First writing may have been three-dimensional
Archeologists have long been puzzled by large numbers of small, fired-clay objects found in the Middle East. Denise Schmandt-Besserat, University of Texas at Austin, believes that these small geometrical shapes (cones, spheres, disks, etc.) were actually symbols used in commerce to indicate numbers and types of commodities (sheep, oil, etc.). Generally less than an inch in size, the clay objects were apparently sealed in hollow clay spheres to make bills of lading as early as 8,500 B.C. This is 5,000 years before two-dimensional clay tablets were introduced for writing.
(Anonymous; "From Reckoning to Writing," Scientific American, p. 58, August 1977.)
Comment.
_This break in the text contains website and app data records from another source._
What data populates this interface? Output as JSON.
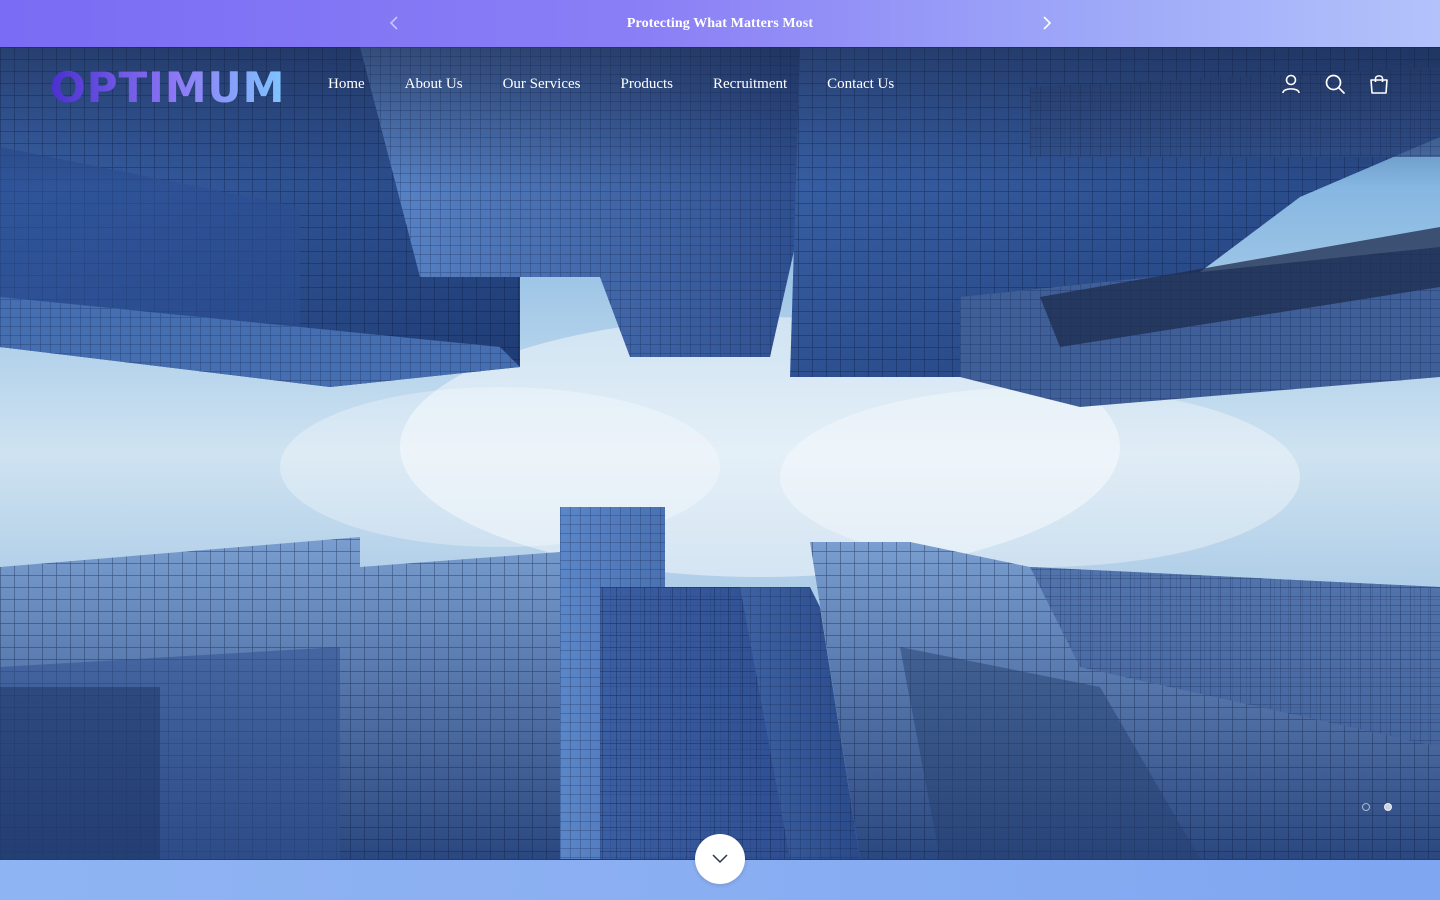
{
  "announcement": {
    "message": "Protecting What Matters Most",
    "prev_icon": "chevron-left-icon",
    "next_icon": "chevron-right-icon"
  },
  "header": {
    "logo_text": "OPTIMUM",
    "nav": [
      {
        "label": "Home"
      },
      {
        "label": "About Us"
      },
      {
        "label": "Our Services"
      },
      {
        "label": "Products"
      },
      {
        "label": "Recruitment"
      },
      {
        "label": "Contact Us"
      }
    ],
    "icons": [
      "account-icon",
      "search-icon",
      "cart-bag-icon"
    ]
  },
  "hero": {
    "slides_total": 2,
    "active_slide": 2,
    "scroll_icon": "chevron-down-icon"
  },
  "colors": {
    "announce_start": "#7a6cf4",
    "announce_end": "#b3c2fb",
    "logo_gradient_start": "#4b2fd0",
    "logo_gradient_end": "#7fc6ff",
    "bottom_strip": "#8aaef2"
  }
}
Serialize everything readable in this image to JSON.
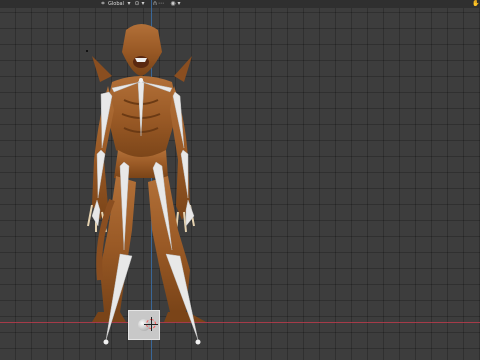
{
  "header": {
    "orientation_label": "Global",
    "orientation_icon": "axes-icon",
    "pivot_icon": "pivot-point-icon",
    "snap_icon": "magnet-icon",
    "proportional_icon": "proportional-editing-icon",
    "nav_icon": "hand-pan-icon"
  },
  "scene": {
    "object": "creature-model-with-armature",
    "origin_widget": "object-origin",
    "axis_colors": {
      "x": "#b13b4a",
      "y": "#3a6ea8"
    },
    "skin_color": "#a5642c",
    "bone_color": "#e6e6e6"
  }
}
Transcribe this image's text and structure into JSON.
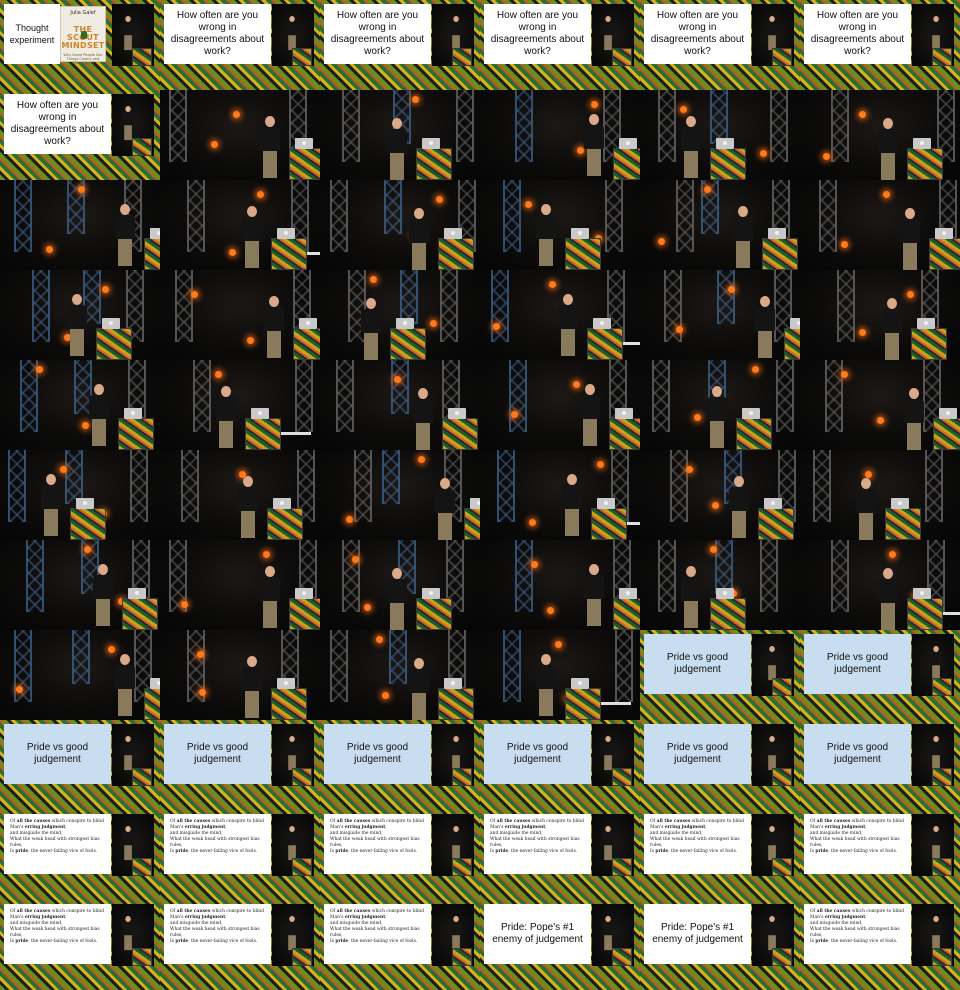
{
  "title": "",
  "slides": {
    "thought_experiment": "Thought experiment",
    "book": {
      "author": "Julia Galef",
      "title": "THE SCOUT MINDSET",
      "subtitle": "Why Some People See Things Clearly and Others Don't"
    },
    "question": "How often are you wrong in disagreements about work?",
    "pride": "Pride vs good judgement",
    "poem_lines": [
      [
        "Of ",
        "all the causes",
        " which conspire to blind"
      ],
      [
        "Man's ",
        "erring judgment",
        ","
      ],
      [
        "and misguide the mind,"
      ],
      [
        "What the weak head with strongest bias rules,"
      ],
      [
        "Is ",
        "pride",
        ", the never-failing vice of fools."
      ]
    ],
    "pope": "Pride: Pope's #1 enemy of judgement"
  },
  "frames": [
    {
      "kind": "book"
    },
    {
      "kind": "question"
    },
    {
      "kind": "question"
    },
    {
      "kind": "question"
    },
    {
      "kind": "question"
    },
    {
      "kind": "question"
    },
    {
      "kind": "question"
    },
    {
      "kind": "stage"
    },
    {
      "kind": "stage"
    },
    {
      "kind": "stage"
    },
    {
      "kind": "stage"
    },
    {
      "kind": "stage"
    },
    {
      "kind": "stage"
    },
    {
      "kind": "stage"
    },
    {
      "kind": "stage"
    },
    {
      "kind": "stage"
    },
    {
      "kind": "stage"
    },
    {
      "kind": "stage"
    },
    {
      "kind": "stage"
    },
    {
      "kind": "stage"
    },
    {
      "kind": "stage"
    },
    {
      "kind": "stage"
    },
    {
      "kind": "stage"
    },
    {
      "kind": "stage"
    },
    {
      "kind": "stage"
    },
    {
      "kind": "stage"
    },
    {
      "kind": "stage"
    },
    {
      "kind": "stage"
    },
    {
      "kind": "stage"
    },
    {
      "kind": "stage"
    },
    {
      "kind": "stage"
    },
    {
      "kind": "stage"
    },
    {
      "kind": "stage"
    },
    {
      "kind": "stage"
    },
    {
      "kind": "stage"
    },
    {
      "kind": "stage"
    },
    {
      "kind": "stage"
    },
    {
      "kind": "stage"
    },
    {
      "kind": "stage"
    },
    {
      "kind": "stage"
    },
    {
      "kind": "stage"
    },
    {
      "kind": "stage"
    },
    {
      "kind": "stage"
    },
    {
      "kind": "stage"
    },
    {
      "kind": "stage"
    },
    {
      "kind": "stage"
    },
    {
      "kind": "pride"
    },
    {
      "kind": "pride"
    },
    {
      "kind": "pride"
    },
    {
      "kind": "pride"
    },
    {
      "kind": "pride"
    },
    {
      "kind": "pride"
    },
    {
      "kind": "pride"
    },
    {
      "kind": "pride"
    },
    {
      "kind": "poem"
    },
    {
      "kind": "poem"
    },
    {
      "kind": "poem"
    },
    {
      "kind": "poem"
    },
    {
      "kind": "poem"
    },
    {
      "kind": "poem"
    },
    {
      "kind": "poem"
    },
    {
      "kind": "poem"
    },
    {
      "kind": "poem"
    },
    {
      "kind": "pope"
    },
    {
      "kind": "pope"
    },
    {
      "kind": "poem"
    }
  ]
}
These clay symbols might be related to the painted pebbles and small carved stone balls found in Europe.